● **DATA RECORDS**
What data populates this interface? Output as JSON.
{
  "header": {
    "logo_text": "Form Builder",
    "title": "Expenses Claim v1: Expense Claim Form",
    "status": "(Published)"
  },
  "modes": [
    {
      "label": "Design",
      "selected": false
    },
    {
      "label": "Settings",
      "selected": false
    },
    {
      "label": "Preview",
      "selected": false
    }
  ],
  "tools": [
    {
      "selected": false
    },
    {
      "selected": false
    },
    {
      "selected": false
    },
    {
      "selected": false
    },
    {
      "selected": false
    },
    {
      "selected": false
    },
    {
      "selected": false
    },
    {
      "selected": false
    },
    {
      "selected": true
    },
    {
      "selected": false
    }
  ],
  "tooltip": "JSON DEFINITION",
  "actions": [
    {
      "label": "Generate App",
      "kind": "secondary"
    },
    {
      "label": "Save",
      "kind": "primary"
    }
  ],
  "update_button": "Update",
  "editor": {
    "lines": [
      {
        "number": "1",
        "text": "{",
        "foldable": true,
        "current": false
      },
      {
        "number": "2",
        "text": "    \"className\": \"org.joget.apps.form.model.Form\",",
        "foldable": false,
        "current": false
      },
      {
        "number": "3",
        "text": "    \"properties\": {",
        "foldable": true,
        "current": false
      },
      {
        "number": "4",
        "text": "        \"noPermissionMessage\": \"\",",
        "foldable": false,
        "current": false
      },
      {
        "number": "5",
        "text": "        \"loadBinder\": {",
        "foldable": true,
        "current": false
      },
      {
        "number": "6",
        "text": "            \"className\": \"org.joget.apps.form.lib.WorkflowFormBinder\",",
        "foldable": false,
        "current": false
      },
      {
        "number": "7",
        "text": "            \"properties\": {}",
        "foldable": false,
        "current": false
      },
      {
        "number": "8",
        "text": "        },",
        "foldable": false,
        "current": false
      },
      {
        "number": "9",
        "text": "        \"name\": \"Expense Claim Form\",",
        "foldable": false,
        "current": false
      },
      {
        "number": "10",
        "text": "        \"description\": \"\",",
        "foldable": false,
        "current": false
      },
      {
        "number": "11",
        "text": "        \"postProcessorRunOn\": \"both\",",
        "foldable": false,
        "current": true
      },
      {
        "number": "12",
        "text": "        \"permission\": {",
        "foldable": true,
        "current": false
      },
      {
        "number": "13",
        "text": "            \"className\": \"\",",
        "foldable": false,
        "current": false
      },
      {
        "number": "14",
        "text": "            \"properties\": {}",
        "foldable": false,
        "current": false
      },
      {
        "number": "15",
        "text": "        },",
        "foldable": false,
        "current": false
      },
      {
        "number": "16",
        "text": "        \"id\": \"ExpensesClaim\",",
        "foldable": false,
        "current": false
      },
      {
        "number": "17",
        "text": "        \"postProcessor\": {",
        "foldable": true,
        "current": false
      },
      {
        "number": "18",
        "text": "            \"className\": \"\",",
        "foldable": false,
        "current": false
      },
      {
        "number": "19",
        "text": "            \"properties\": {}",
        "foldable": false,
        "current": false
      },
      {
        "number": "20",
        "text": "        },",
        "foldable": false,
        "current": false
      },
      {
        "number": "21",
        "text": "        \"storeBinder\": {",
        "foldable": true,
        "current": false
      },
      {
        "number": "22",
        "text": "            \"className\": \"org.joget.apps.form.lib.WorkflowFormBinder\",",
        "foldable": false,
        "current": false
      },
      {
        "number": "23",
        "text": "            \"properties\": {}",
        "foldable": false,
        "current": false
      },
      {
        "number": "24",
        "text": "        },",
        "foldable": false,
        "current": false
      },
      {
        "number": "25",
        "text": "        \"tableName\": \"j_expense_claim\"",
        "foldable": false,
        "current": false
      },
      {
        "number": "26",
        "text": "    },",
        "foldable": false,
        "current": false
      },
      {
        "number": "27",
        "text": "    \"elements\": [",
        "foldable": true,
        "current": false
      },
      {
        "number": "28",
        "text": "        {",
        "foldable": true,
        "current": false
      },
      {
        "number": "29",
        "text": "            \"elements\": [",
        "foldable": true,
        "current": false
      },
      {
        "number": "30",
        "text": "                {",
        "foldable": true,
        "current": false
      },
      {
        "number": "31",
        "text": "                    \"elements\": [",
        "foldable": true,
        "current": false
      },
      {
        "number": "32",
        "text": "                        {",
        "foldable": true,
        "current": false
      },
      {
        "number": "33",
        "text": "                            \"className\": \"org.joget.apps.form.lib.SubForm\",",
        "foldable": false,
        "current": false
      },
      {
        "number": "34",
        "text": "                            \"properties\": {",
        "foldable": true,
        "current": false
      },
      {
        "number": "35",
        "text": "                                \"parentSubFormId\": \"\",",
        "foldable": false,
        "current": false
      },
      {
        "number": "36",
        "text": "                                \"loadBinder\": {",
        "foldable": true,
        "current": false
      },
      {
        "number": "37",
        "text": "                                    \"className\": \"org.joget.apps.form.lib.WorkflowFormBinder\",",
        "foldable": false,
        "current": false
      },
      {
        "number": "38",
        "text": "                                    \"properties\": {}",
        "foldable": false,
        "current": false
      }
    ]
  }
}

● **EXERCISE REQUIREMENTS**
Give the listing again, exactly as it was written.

● **FINAL ANSWER**
What data populates this interface? Output as JSON.
{
  "header": {
    "logo_text": "Form Builder",
    "title": "Expenses Claim v1: Expense Claim Form",
    "status": "(Published)"
  },
  "modes": [
    {
      "label": "Design",
      "selected": false
    },
    {
      "label": "Settings",
      "selected": false
    },
    {
      "label": "Preview",
      "selected": false
    }
  ],
  "tools": [
    {
      "selected": false
    },
    {
      "selected": false
    },
    {
      "selected": false
    },
    {
      "selected": false
    },
    {
      "selected": false
    },
    {
      "selected": false
    },
    {
      "selected": false
    },
    {
      "selected": false
    },
    {
      "selected": true
    },
    {
      "selected": false
    }
  ],
  "tooltip": "JSON DEFINITION",
  "actions": [
    {
      "label": "Generate App",
      "kind": "secondary"
    },
    {
      "label": "Save",
      "kind": "primary"
    }
  ],
  "update_button": "Update",
  "editor": {
    "lines": [
      {
        "number": "1",
        "text": "{",
        "foldable": true,
        "current": false
      },
      {
        "number": "2",
        "text": "    \"className\": \"org.joget.apps.form.model.Form\",",
        "foldable": false,
        "current": false
      },
      {
        "number": "3",
        "text": "    \"properties\": {",
        "foldable": true,
        "current": false
      },
      {
        "number": "4",
        "text": "        \"noPermissionMessage\": \"\",",
        "foldable": false,
        "current": false
      },
      {
        "number": "5",
        "text": "        \"loadBinder\": {",
        "foldable": true,
        "current": false
      },
      {
        "number": "6",
        "text": "            \"className\": \"org.joget.apps.form.lib.WorkflowFormBinder\",",
        "foldable": false,
        "current": false
      },
      {
        "number": "7",
        "text": "            \"properties\": {}",
        "foldable": false,
        "current": false
      },
      {
        "number": "8",
        "text": "        },",
        "foldable": false,
        "current": false
      },
      {
        "number": "9",
        "text": "        \"name\": \"Expense Claim Form\",",
        "foldable": false,
        "current": false
      },
      {
        "number": "10",
        "text": "        \"description\": \"\",",
        "foldable": false,
        "current": false
      },
      {
        "number": "11",
        "text": "        \"postProcessorRunOn\": \"both\",",
        "foldable": false,
        "current": true
      },
      {
        "number": "12",
        "text": "        \"permission\": {",
        "foldable": true,
        "current": false
      },
      {
        "number": "13",
        "text": "            \"className\": \"\",",
        "foldable": false,
        "current": false
      },
      {
        "number": "14",
        "text": "            \"properties\": {}",
        "foldable": false,
        "current": false
      },
      {
        "number": "15",
        "text": "        },",
        "foldable": false,
        "current": false
      },
      {
        "number": "16",
        "text": "        \"id\": \"ExpensesClaim\",",
        "foldable": false,
        "current": false
      },
      {
        "number": "17",
        "text": "        \"postProcessor\": {",
        "foldable": true,
        "current": false
      },
      {
        "number": "18",
        "text": "            \"className\": \"\",",
        "foldable": false,
        "current": false
      },
      {
        "number": "19",
        "text": "            \"properties\": {}",
        "foldable": false,
        "current": false
      },
      {
        "number": "20",
        "text": "        },",
        "foldable": false,
        "current": false
      },
      {
        "number": "21",
        "text": "        \"storeBinder\": {",
        "foldable": true,
        "current": false
      },
      {
        "number": "22",
        "text": "            \"className\": \"org.joget.apps.form.lib.WorkflowFormBinder\",",
        "foldable": false,
        "current": false
      },
      {
        "number": "23",
        "text": "            \"properties\": {}",
        "foldable": false,
        "current": false
      },
      {
        "number": "24",
        "text": "        },",
        "foldable": false,
        "current": false
      },
      {
        "number": "25",
        "text": "        \"tableName\": \"j_expense_claim\"",
        "foldable": false,
        "current": false
      },
      {
        "number": "26",
        "text": "    },",
        "foldable": false,
        "current": false
      },
      {
        "number": "27",
        "text": "    \"elements\": [",
        "foldable": true,
        "current": false
      },
      {
        "number": "28",
        "text": "        {",
        "foldable": true,
        "current": false
      },
      {
        "number": "29",
        "text": "            \"elements\": [",
        "foldable": true,
        "current": false
      },
      {
        "number": "30",
        "text": "                {",
        "foldable": true,
        "current": false
      },
      {
        "number": "31",
        "text": "                    \"elements\": [",
        "foldable": true,
        "current": false
      },
      {
        "number": "32",
        "text": "                        {",
        "foldable": true,
        "current": false
      },
      {
        "number": "33",
        "text": "                            \"className\": \"org.joget.apps.form.lib.SubForm\",",
        "foldable": false,
        "current": false
      },
      {
        "number": "34",
        "text": "                            \"properties\": {",
        "foldable": true,
        "current": false
      },
      {
        "number": "35",
        "text": "                                \"parentSubFormId\": \"\",",
        "foldable": false,
        "current": false
      },
      {
        "number": "36",
        "text": "                                \"loadBinder\": {",
        "foldable": true,
        "current": false
      },
      {
        "number": "37",
        "text": "                                    \"className\": \"org.joget.apps.form.lib.WorkflowFormBinder\",",
        "foldable": false,
        "current": false
      },
      {
        "number": "38",
        "text": "                                    \"properties\": {}",
        "foldable": false,
        "current": false
      }
    ]
  }
}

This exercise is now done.